• _WHAT TO PRODUCE_
Where a line contains the word "cache", copy that line from the records below.

• _RECORDS FOR THE EXERCISE_
════════════════

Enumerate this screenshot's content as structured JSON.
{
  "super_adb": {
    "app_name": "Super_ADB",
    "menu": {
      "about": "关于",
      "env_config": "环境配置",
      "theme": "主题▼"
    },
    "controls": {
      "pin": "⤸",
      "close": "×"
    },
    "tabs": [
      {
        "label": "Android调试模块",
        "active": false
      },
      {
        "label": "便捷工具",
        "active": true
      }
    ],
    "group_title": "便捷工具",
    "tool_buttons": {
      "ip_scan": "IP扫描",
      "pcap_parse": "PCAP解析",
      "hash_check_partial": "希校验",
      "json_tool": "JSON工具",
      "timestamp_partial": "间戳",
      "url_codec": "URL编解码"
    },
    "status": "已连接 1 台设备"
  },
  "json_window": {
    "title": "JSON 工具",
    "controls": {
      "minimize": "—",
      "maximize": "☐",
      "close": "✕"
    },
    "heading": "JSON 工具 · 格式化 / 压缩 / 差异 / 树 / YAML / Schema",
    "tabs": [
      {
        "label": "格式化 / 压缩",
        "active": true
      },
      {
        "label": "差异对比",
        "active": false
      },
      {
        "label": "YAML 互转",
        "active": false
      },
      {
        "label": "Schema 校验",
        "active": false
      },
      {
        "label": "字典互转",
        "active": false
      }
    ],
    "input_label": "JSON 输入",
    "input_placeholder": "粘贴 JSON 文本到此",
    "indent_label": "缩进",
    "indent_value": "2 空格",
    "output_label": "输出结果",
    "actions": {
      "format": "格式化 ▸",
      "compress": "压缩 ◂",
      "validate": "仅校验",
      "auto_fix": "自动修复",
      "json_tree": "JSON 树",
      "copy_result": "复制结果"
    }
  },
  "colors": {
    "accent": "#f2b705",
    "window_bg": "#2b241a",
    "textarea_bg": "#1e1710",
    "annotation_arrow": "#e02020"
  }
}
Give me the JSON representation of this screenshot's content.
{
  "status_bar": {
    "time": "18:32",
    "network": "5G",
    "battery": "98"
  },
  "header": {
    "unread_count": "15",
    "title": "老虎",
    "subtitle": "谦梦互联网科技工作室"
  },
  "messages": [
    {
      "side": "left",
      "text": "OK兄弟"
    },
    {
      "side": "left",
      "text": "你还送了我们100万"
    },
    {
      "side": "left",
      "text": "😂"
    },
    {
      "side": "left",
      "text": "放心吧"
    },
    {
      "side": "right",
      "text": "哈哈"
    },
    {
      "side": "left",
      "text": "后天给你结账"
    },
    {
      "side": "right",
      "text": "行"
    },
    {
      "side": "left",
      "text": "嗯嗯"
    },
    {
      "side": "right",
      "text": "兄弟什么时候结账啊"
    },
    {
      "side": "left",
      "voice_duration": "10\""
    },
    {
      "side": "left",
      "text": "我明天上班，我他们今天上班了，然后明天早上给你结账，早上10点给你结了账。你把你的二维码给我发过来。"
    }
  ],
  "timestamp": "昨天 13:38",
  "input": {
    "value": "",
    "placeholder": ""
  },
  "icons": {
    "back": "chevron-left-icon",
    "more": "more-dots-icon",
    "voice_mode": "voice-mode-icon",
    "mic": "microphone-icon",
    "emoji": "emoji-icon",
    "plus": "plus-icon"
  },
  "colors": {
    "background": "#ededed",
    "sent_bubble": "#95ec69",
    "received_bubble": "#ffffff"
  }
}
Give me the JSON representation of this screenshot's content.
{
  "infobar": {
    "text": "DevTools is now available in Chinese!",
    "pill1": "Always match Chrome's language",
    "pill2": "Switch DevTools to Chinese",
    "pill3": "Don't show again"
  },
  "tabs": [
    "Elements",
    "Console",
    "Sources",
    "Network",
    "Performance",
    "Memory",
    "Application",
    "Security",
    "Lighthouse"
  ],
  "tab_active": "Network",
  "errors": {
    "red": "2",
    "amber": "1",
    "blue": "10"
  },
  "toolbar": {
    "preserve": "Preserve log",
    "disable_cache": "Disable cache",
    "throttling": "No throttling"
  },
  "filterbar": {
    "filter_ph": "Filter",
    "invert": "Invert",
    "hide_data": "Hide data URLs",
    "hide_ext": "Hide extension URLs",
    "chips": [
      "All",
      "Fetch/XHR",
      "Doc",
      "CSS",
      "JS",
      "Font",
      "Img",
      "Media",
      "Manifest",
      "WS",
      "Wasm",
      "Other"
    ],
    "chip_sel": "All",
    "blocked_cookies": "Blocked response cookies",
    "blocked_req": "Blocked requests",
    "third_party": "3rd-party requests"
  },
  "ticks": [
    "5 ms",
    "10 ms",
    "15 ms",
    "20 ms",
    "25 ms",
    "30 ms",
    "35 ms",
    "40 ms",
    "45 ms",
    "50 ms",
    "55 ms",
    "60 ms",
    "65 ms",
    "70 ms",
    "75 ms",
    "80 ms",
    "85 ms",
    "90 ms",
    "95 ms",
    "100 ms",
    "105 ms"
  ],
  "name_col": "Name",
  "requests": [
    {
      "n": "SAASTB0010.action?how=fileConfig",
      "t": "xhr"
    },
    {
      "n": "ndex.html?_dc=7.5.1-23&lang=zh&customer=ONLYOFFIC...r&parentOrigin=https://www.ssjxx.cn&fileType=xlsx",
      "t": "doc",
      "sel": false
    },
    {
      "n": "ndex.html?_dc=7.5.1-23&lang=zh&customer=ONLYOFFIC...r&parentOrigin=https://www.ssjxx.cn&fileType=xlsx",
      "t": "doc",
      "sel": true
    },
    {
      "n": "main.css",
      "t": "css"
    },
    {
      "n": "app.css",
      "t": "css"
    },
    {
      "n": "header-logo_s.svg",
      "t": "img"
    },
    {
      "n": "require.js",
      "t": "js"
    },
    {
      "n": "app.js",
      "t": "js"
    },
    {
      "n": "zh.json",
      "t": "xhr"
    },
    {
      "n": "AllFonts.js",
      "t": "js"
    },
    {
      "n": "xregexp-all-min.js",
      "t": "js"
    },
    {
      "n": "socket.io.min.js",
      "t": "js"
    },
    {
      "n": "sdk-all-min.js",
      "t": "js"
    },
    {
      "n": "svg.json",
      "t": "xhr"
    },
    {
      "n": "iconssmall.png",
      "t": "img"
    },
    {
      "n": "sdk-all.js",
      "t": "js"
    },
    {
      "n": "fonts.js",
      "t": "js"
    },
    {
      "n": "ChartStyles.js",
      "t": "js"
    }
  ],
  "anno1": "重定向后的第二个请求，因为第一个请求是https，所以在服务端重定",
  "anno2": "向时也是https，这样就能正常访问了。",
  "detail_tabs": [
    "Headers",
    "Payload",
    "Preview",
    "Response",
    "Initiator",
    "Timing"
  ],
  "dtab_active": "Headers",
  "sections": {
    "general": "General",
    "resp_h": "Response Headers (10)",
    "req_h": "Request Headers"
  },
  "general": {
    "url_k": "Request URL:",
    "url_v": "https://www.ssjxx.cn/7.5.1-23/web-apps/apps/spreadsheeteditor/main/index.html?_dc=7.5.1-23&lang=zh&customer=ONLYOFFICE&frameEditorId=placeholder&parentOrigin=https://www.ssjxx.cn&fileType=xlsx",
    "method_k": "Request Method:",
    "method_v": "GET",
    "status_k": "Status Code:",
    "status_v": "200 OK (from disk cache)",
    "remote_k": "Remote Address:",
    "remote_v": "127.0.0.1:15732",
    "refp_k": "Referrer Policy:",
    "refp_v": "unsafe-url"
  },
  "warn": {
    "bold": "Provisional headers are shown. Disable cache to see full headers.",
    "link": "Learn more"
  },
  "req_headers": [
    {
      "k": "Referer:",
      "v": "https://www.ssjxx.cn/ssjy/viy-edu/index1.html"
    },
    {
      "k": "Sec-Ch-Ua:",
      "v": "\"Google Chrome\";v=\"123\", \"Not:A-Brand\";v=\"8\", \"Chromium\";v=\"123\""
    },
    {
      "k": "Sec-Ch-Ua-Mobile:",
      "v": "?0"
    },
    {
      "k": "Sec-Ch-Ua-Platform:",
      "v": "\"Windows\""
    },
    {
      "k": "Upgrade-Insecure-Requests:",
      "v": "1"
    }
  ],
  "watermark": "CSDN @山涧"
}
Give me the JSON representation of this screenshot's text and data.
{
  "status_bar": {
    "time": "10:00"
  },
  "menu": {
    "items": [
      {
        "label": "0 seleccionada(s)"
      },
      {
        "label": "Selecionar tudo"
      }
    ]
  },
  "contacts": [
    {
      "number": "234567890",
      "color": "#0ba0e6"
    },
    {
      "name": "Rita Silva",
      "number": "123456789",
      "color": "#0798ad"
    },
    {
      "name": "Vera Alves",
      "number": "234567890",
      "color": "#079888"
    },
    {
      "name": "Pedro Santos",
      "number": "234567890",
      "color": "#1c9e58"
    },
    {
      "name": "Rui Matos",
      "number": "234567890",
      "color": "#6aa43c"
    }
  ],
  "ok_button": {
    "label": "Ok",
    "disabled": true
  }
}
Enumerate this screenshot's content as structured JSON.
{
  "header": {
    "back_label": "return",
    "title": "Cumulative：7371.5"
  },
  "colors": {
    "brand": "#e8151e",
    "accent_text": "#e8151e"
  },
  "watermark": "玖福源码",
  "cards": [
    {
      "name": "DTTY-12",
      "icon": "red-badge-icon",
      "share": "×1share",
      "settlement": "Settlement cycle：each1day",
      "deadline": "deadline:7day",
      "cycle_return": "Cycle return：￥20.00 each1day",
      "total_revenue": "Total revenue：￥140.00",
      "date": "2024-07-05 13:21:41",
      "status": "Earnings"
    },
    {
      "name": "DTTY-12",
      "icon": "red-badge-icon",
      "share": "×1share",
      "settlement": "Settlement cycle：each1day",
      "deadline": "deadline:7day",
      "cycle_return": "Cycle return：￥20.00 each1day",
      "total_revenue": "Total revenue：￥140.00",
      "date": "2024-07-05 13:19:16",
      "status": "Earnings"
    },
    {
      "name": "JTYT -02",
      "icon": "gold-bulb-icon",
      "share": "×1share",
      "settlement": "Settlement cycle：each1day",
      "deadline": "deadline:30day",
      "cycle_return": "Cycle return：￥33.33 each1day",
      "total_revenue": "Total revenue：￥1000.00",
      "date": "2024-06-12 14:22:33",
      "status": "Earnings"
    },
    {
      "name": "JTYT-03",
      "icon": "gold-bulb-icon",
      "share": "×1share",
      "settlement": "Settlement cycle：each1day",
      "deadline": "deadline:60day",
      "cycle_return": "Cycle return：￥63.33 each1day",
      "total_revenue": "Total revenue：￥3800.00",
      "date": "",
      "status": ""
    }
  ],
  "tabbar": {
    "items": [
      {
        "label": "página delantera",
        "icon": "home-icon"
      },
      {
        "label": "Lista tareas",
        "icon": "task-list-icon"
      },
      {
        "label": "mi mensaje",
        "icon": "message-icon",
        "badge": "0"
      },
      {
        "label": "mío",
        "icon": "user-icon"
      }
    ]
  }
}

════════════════

• _FINISHED EXERCISE_
    "disable_cache": "Disable cache",
    "status_v": "200 OK (from disk cache)",
    "bold": "Provisional headers are shown. Disable cache to see full headers.",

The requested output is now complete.